Renewable Energy Standard Key to Oregon's Clean Energy Economy & Workforce Growth
If it ain't broke...
Following thoughtful input from a group of statewide experts in energy, Oregon legislators crafted an RES designed to guide a utility's long-term energy planning process towards more renewable energy. The state's three largest utilities must gradually meet the highest standard -- 25% by 2025. The threshold for being in the 25% category is whether the utility meets 3% or more of the states total load. Small and medium-sized utilities were given much smaller targets -- 10% by 2025 for medium sized utilities, 5% for the smallest. All utilities were given 18 years to reach their respective goals. Utilities were also given a wide variety of paths from which to meet their growing electricity demand with new renewable energy, such as: owning new renewable energy assets, purchasing green power from other producers, or purchasing renewable energy credits. If unforeseen events occur, utilities can set aside money for future investment in renewable resources.
When the law was passed in 2007, it might have been difficult to foresee the depth of the Great Recession that hit hard four years ago. Fortunately, Oregon's RES is designed to be flexible enough to accommodate a number of situations; a utility does not have to invest in power it doesn't need, and it does not have to give up clean energy purchased through long-term power contracts. To make sure that compliance is reasonable for customers, costs are capped at 4% of annual revenues. PGE and PacifiCorp's cost of renewable acquisitions so far are projected to be less than 1%.
Utilities that experience sustained growth, and pass the threshold of meeting 3% or more of the states demand are required to meet the higher RES standard of 25% by 2025. After all, the key policy question at the heart of the RES is, "With what mix of resources will utilities meet customers' electricity needs into the future?" The answer to that question is: Oregon has pledged to pursue a clean energy future by meeting our energy needs with aggressive energy efficiency and new renewable resources such as wind and solar. In order for its RES obligations to grow, a utility must average 3% of the state's total energy sales for three consecutive years. Additionally, a utility that started out as a "small utility" and experiences load growth enough to exceed the 3% threshold has a four-year "grace period" after three years of sustained load, before it must meet 5% of its energy needs with new renewables (it is put on the same time table of gradual increases of renewable energy supply as if the law had just taken effect). Since all utilities were planning on future new energy purchases under the RES, a 5% benchmark in four years should not come as a surprise.
Oregon RES Helps Companies Uphold Public Positions
Power in the Northwest region is among the lowest-priced in the nation, and Northwest industrial customers receive a better price for their power than do residential customers.
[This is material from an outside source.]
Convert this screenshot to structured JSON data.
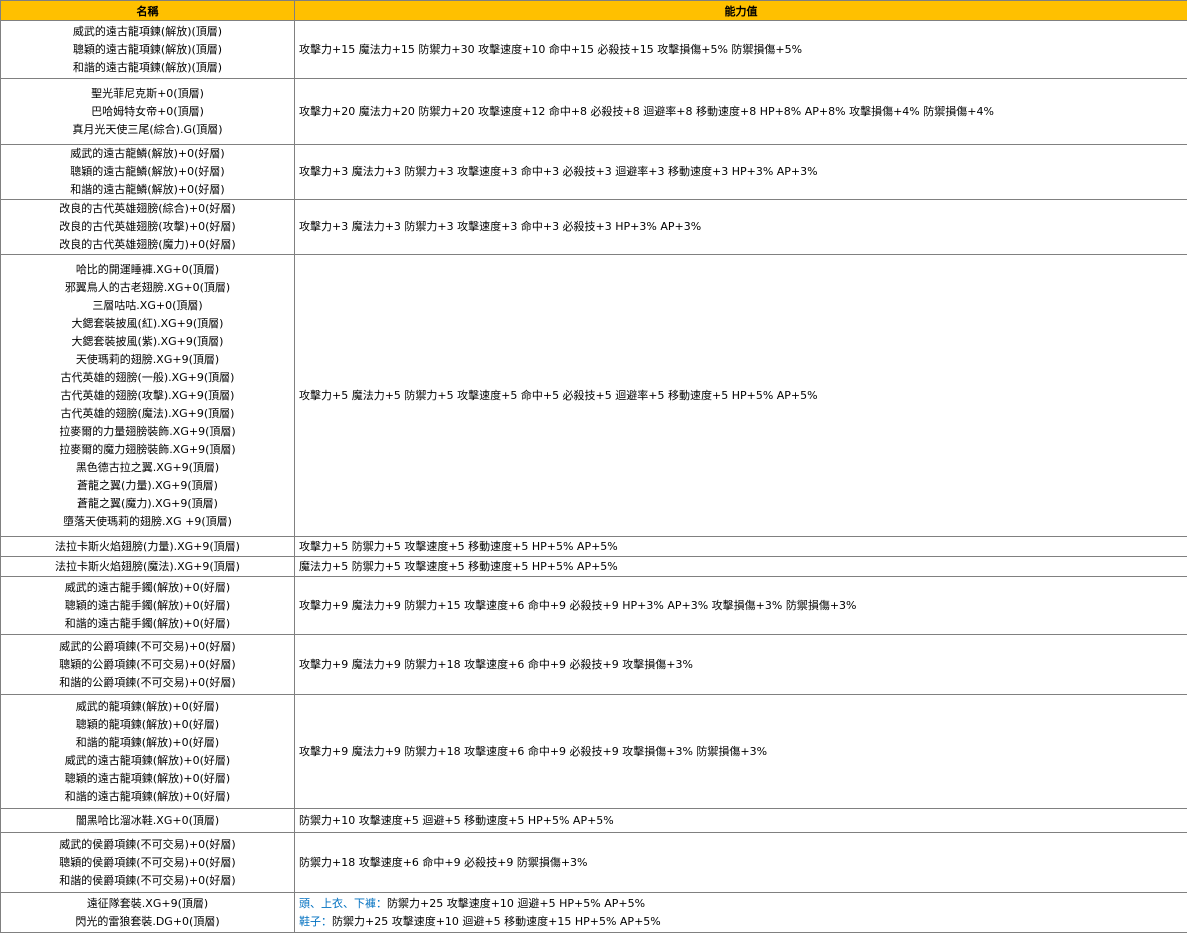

Consequently, the Northwest has effectively attracted the investments of numerous high-tech data centers, as well as renewable energy companies, while other Oregon industries have declined or shipped jobs overseas.
While power prices are one factor in site selection, Oregon's relatively arid eastside climate and mild winters make it a prime location for data center developers2. These data centers do grow utility energy needs and may impact their RES obligations. However, tech companies and big brands like Facebook, Apple and Google have taken vocal public positions3 to uphold green practices as part of their corporate responsibility: they have pledged their intent to operate their facilities and products using clean, homegrown, renewable energy. It doesn't seem likely that these companies would want to fuel their operations with power that doesn't comply with Oregon's clean RES requirements.
Investments from Data Centers and Renewables Are Good For Oregon
Rural Oregon communities benefit from economic development through both data center construction and clean energy development. New renewable energy businesses -- including wind, solar and geothermal -- have brought over $5.4 billion4 of capital investment to Oregon, most of it invested in natural resource-dependent communities. Related project taxes paid to Oregon counties total more than $50 million dollars, breathing life back into rural communities in need of funds for schools, roads and social services. Furthermore, the influx of renewable energy businesses to Oregon drove job creation at such rapid rates in the sector -- amid recession years -- that major research institutions could not keep up and considered new means of counting jobs5.
Oregon is committed to a clean energy future, one that guarantees the highest quality of life for its citizens while fostering a prosperous business environment. Having to choose between clean energy or jobs and new business investment is a false dichotomy. Oregonians want more clean energy and they want more economic development. Recent polls6 and increases in voluntary clean power program participants show that support for renewable resources remains strong, no matter the nature of the economy. We should examine Oregon's RES successes -- including the clean energy economy and workforce it has helped to foster -- and identify how to expand them as our region strategizes to thrive past present challenges.